Deepening Characterization

by Normandie Fischer

We’ve all been there, haven’t we? Curled up with a book that has become a favorite, even though our unread stack threatens to topple. 

Here’s my question for today. Why do we read some books more than once while setting others aside with barely another thought?

Last month, I had the pleasure of spending a few hours with an out-of-town reader who’d been so affected by one of my books that she’d had to pick it up and dig through it again. Something about that book’s characters resonated with what she’d experienced, and she wanted more. I was charmed, of course, but that’s what we want, isn’t it? For our characters to touch hearts and change lives.

And yet stories abound that leave us unsatisfied. We feel cheated.

Think of a B-grade movie where the good guy is all good and the bad guy is all bad, where there’s plenty of action and little character development. In some books, characters appear to act on the story’s stage, but we don’t really know them. We have little idea what makes them who they are or why they do what they do, except in generalized terms. I just finished reading a much-touted book that made me want to throw something at the main character. This big-five published author hadn’t dug deeply enough into the character to give me, the reader, motivation for the protagonist’s poor choices and over-the-top reactions. I’m sorry, because I know the author has the ability to craft a stellar book.

Fully formed characters will take our story to another level. Not all readers care, of course. I mean, some are quite happy with the easy read, the simple plot, the boy meets girl meets bad guy meets happy (or even unhappy) ending. But let’s challenge ourselves to dig deeper, to pry off the lid and look into our characters’ motivations. Let’s try to write books that readers want to read and reread as they uncover additional layers.

Few of us escape life unscathed, and if we’re story crafters, our characters won’t either.

Even a murder mystery can have unexposed layers in characters’ lives, layers that will draw readers more deeply into the story.
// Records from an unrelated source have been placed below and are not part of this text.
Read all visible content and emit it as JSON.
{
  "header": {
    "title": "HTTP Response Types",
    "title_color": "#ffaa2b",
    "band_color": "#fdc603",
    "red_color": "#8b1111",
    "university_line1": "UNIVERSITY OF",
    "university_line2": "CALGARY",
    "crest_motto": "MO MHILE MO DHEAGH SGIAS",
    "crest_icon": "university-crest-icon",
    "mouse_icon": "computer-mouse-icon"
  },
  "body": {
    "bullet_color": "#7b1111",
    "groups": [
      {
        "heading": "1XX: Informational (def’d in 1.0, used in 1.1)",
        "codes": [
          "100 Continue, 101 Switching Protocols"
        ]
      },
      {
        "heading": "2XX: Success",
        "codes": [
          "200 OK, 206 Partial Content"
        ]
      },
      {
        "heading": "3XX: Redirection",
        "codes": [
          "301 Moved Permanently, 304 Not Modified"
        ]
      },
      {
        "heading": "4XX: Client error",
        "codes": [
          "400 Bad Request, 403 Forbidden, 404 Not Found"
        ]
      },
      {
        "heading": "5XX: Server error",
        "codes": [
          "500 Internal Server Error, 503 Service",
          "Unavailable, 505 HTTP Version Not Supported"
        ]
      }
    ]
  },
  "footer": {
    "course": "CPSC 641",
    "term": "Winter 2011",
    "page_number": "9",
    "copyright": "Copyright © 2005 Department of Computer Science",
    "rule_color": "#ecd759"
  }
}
If we give our story actors reasons for the lies they tell themselves, reasons they may not even realize, and if we then build our action around these multi-level motivations, our readers will want to know more, to understand more, to spend more time figuring things out. They’ll want the hows, wheres, and what-fors. Because if we spend story capital on peeling back layers, our readers will begin to identify not only with the messes, but perhaps also with the solutions we’ve offered. 

Let’s take a look at questions we can ask ourselves as we draft our story. Our goal is to give our characters motivation and depth, things in their past and in their personalities that will push them to behave in a certain way. We want them to face crises throughout the book that will force them to take action, but we want that action to fit who they are and the lies they believe about themselves and the world. Then we can help them peel back one layer at a time as they grow and make different choices, and each time we’ll give our readers an Ah-ha or even an Ahhh moment. Everyone has lies they tell themselves, lies that make them act a certain way. It’s up to us as writers to realize what these lies are, how our characters came to believe them, and how we’re going to help our characters grow past them. 

Our questions might include:

  • Who are my actors?
  • What are their goals?
  • What stands in the way of them achieving these goals?
  • What emotional baggage do they carry?
  • How has this affected the way they live and the choices they make?
  • What has kept them from finding healing thus far?
  • What lies have they been telling themselves that have hindered their growth?
  • What are the plot points that will help each actor learn and grow?
  • What plot points stymie their growth?
  • How do the characters and their issues affect others?
  • How will we formulate a resolution that satisfies each character’s need—both perceived and hidden?
  • Will we choose to satisfy perceived needs?
  • Or will we find a way to satisfy what’s hidden as opposed to what’s perceived?
  • How will we help our characters recognize the difference?
  • Which of these will be the most satisfying for our readers/for our storyline? 

Next month, we’ll look at specifics. For now, happy plotting!


Normandie Fischer studied sculpture in Italy before receiving her BA, summa cum laude with special honors in English, and as well as being a writer, she’s been an editor, a teacher, and an artist. She and her husband spent a number of years on board their 50-foot ketch, Sea Venture, sailing in the Sea of Cortez, Mexico. They now live in coastal North Carolina, where she takes care of her aging mother. She is the author of six novels. Read more on her websiteFacebook, and Amazon.